/---
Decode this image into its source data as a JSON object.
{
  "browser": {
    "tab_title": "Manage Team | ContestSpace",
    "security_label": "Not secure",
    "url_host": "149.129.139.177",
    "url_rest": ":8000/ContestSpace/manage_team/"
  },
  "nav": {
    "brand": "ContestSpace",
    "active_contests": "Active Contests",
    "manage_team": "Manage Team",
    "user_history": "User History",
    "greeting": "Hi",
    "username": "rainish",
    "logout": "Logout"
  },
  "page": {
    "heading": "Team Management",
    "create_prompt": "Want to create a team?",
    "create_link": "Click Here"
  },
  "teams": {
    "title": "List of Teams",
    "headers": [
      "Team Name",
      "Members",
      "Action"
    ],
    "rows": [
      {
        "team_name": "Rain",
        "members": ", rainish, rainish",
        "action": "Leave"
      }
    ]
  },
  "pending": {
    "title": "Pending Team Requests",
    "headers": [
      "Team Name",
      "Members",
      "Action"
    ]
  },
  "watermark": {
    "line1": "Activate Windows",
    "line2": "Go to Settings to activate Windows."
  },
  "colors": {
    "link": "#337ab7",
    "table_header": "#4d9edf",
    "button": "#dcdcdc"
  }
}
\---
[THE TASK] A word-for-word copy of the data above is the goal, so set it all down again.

[RESPONSE BOX]
Decode this image into its source data as a JSON object.
{
  "browser": {
    "tab_title": "Manage Team | ContestSpace",
    "security_label": "Not secure",
    "url_host": "149.129.139.177",
    "url_rest": ":8000/ContestSpace/manage_team/"
  },
  "nav": {
    "brand": "ContestSpace",
    "active_contests": "Active Contests",
    "manage_team": "Manage Team",
    "user_history": "User History",
    "greeting": "Hi",
    "username": "rainish",
    "logout": "Logout"
  },
  "page": {
    "heading": "Team Management",
    "create_prompt": "Want to create a team?",
    "create_link": "Click Here"
  },
  "teams": {
    "title": "List of Teams",
    "headers": [
      "Team Name",
      "Members",
      "Action"
    ],
    "rows": [
      {
        "team_name": "Rain",
        "members": ", rainish, rainish",
        "action": "Leave"
      }
    ]
  },
  "pending": {
    "title": "Pending Team Requests",
    "headers": [
      "Team Name",
      "Members",
      "Action"
    ]
  },
  "watermark": {
    "line1": "Activate Windows",
    "line2": "Go to Settings to activate Windows."
  },
  "colors": {
    "link": "#337ab7",
    "table_header": "#4d9edf",
    "button": "#dcdcdc"
  }
}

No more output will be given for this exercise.